Important Chinese philosophers and social thinke

Skagway Airport

Skagway Airport is a state-owned public-use airport in the city of Skagway, Alaska. This airport is included in the National Plan of Integrated Airport Systems for 2015-2019, which categorized it as a nonprimary commercial service airport based on 7,532 enplanements in 2012; as per Federal Aviation Administration records, the airport had 10,727 passenger boardings in calendar year 2008, 6,468 enplanements in 2009, 8,531 in 2010. Skagway Airport has one runway designated 2/20 with an asphalt surface measuring 3,550 by 75 feet. For the 12-month period ending December 31, 2006, the airport had 12,500 aircraft operations, an average of 34 per day: 86% air taxi and 14% general aviation; the airport does have a small passenger building at the south end. Skagway is known as a windy place. In the summer the wind blows from the south and can be quite strong and gusty. In the winter the wind blows from the north; the airport is situated in a north-south direction and against the west side of the valley next to the Skagway River.
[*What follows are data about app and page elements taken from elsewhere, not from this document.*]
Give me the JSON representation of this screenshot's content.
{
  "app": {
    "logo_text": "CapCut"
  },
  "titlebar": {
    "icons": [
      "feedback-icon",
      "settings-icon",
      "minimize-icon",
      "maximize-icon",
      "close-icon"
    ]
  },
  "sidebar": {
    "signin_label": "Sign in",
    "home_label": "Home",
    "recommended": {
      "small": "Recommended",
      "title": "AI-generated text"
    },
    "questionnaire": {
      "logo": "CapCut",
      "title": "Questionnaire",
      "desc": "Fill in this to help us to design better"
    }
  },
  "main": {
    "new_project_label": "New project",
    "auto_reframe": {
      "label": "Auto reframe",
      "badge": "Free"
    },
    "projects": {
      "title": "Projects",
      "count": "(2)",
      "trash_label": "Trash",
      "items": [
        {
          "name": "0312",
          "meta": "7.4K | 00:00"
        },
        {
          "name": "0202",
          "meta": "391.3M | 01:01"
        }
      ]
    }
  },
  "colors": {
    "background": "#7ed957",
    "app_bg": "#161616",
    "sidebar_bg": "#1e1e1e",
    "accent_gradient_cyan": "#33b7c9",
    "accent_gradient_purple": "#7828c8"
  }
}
There have been a number of fatal accidents over the past decades by owned aircraft owners who did not understand the tight constraints of the path of landings and takeoffs. It is wise to talk to an experienced pilot from one of the airlines to understand the issues. There have rarely. At the south end, in the summer, there is a commercial helicopter tourist company that flies multiple craft throughout the day. Seaplanes have landed in the ocean and taxied to the small boat harbor, but a new wave-wall, constructed a few years ago makes that option more difficult; the wind can make the ocean choppy at times. The following airlines offer scheduled passenger service at this airport: Skagway Seaplane Base List of airports in Alaska Alaska FAA airport diagram Topographic map from USGS The National Map Resources for this airport: FAA airport information for SGY AirNav airport information for PAGY ASN accident history for SGY FlightAware airport information and live flight tracker NOAA/NWS latest weather observations for PAGY SkyVector aeronautical chart for SGY
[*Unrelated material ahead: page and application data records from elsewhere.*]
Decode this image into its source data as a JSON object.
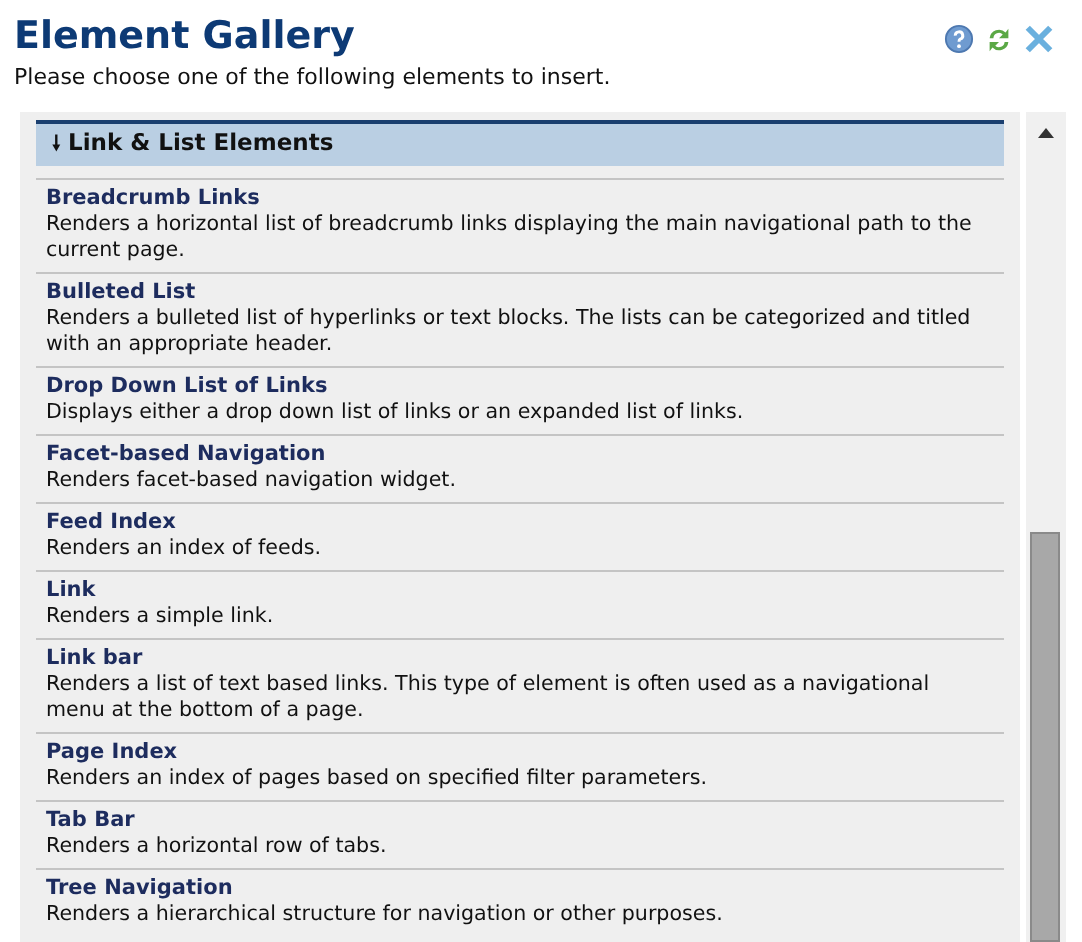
{
  "title": "Element Gallery",
  "subtitle": "Please choose one of the following elements to insert.",
  "section": {
    "arrow": "🠗",
    "label": "Link & List Elements",
    "expanded": true
  },
  "items": [
    {
      "name": "Breadcrumb Links",
      "description": "Renders a horizontal list of breadcrumb links displaying the main navigational path to the current page."
    },
    {
      "name": "Bulleted List",
      "description": "Renders a bulleted list of hyperlinks or text blocks. The lists can be categorized and titled with an appropriate header."
    },
    {
      "name": "Drop Down List of Links",
      "description": "Displays either a drop down list of links or an expanded list of links."
    },
    {
      "name": "Facet-based Navigation",
      "description": "Renders facet-based navigation widget."
    },
    {
      "name": "Feed Index",
      "description": "Renders an index of feeds."
    },
    {
      "name": "Link",
      "description": "Renders a simple link."
    },
    {
      "name": "Link bar",
      "description": "Renders a list of text based links. This type of element is often used as a navigational menu at the bottom of a page."
    },
    {
      "name": "Page Index",
      "description": "Renders an index of pages based on specified filter parameters."
    },
    {
      "name": "Tab Bar",
      "description": "Renders a horizontal row of tabs."
    },
    {
      "name": "Tree Navigation",
      "description": "Renders a hierarchical structure for navigation or other purposes."
    }
  ]
}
Jacob V. Brower

Jacob Vandenberg Brower was a prolific writer of the Upper Midwest region of the United States who championed the location and protection of the utmost headwaters of the Mississippi and Missouri rivers. He was moved to Minnesota. In 1862 he served with Henry Hastings Sibley during wars against the Sioux in Minnesota. After the war he was County County Attorney for Todd County, Minnesota; the City of Browerville, Minnesota is named in his honor. Browser was buried in the North Star Cemetery in Minnesota, his monument recognizes him as the founder of the Minnesota State Park system. In 1888 acting as surveyor he visited Lake Itasca to settle a dispute over the source of the Mississippi River; the issue was whether Nicollet Creek at the southern tip of the Lake Itasca and flows into the lake was the official start of the Mississippi. Brower followed the stream through ponds to Lake Hernando de Soto. Brower spent five months on Lake Itasca and suggested that since he believed that the Nicollet Creek was intermittent stream that it should not qualify as the source.
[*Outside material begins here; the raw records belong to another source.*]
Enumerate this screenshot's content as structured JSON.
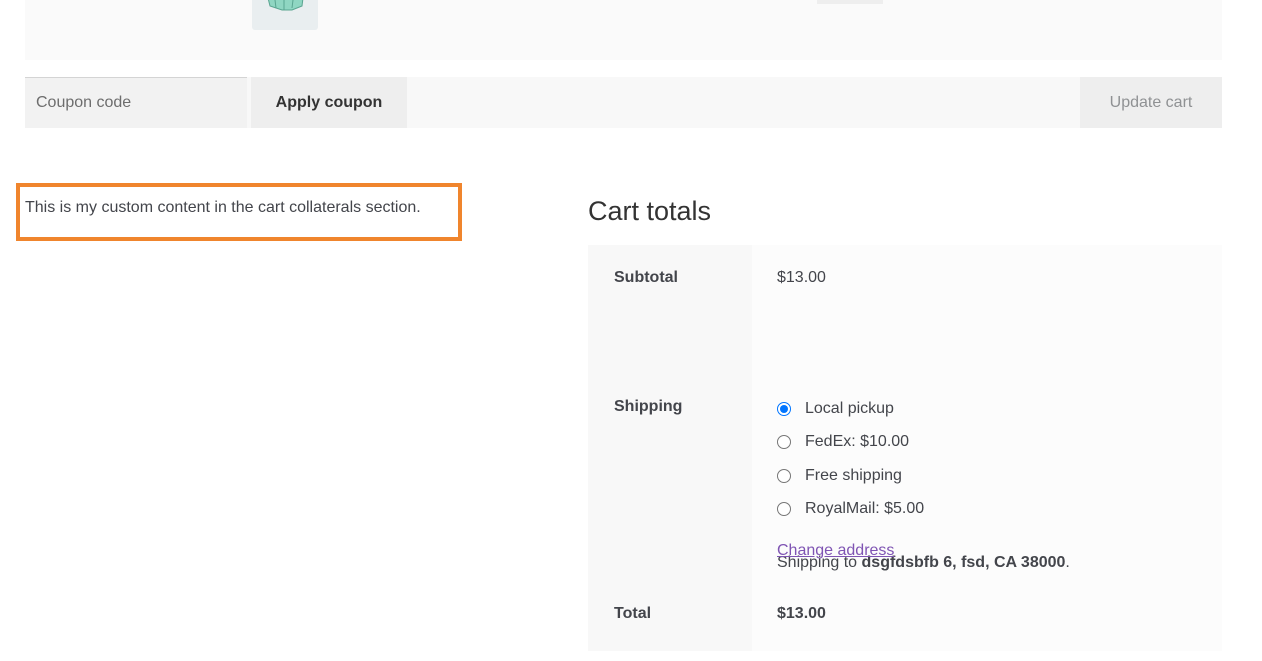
{
  "cart": {
    "coupon": {
      "placeholder": "Coupon code",
      "value": ""
    },
    "apply_coupon_label": "Apply coupon",
    "update_cart_label": "Update cart",
    "product_image_icon": "hoodie-product-thumbnail"
  },
  "collaterals": {
    "custom_text": "This is my custom content in the cart collaterals section.",
    "highlight_color": "#f0852d"
  },
  "totals": {
    "heading": "Cart totals",
    "subtotal_label": "Subtotal",
    "subtotal_value": "$13.00",
    "shipping_label": "Shipping",
    "shipping_options": [
      {
        "label": "Local pickup",
        "selected": true
      },
      {
        "label": "FedEx: $10.00",
        "selected": false
      },
      {
        "label": "Free shipping",
        "selected": false
      },
      {
        "label": "RoyalMail: $5.00",
        "selected": false
      }
    ],
    "shipping_to_prefix": "Shipping to",
    "shipping_to_address": "dsgfdsbfb 6, fsd, CA 38000",
    "shipping_to_suffix": ".",
    "change_address_label": "Change address",
    "total_label": "Total",
    "total_value": "$13.00",
    "link_color": "#7f54b3",
    "radio_accent": "#0075ff"
  }
}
Brower was to lead a campaign to stop logging around Lake Itasca by companies owned by Friedrich Weyerhäuser. On April 20, 1891 the state legislature by a margin of one approved the plans for a state park; the official visitor center for the park is now called the Jacob V. Brower Visitor Center and Brower is referred to as the "Father of Lake Itasca." In the late 1800s he questioned the conventional wisdom that Meriwether Lewis had discovered the true source of the Missouri River on August 12, 1805, above Lemhi Pass on the Continental Divide at the source of Trail Creek. Studying maps, he said the source should be 100 miles further away at the source of Hell Roaring Creek at about 8,800 feet on Mount Jefferson in the Centennial Mountains on the Montana side of the Continental Divide. In 1888 he visited the site of Brower's Spring and left a metal tablet with his name and date where he believed the source to be located. In 1896 he published his findings "The Missouri: Its Utmost Source."Both sources drain into the Jefferson River which combines with the Madison River to form the Missouri at Missouri Headwaters State Park.

Brower's Map of Lake Itasca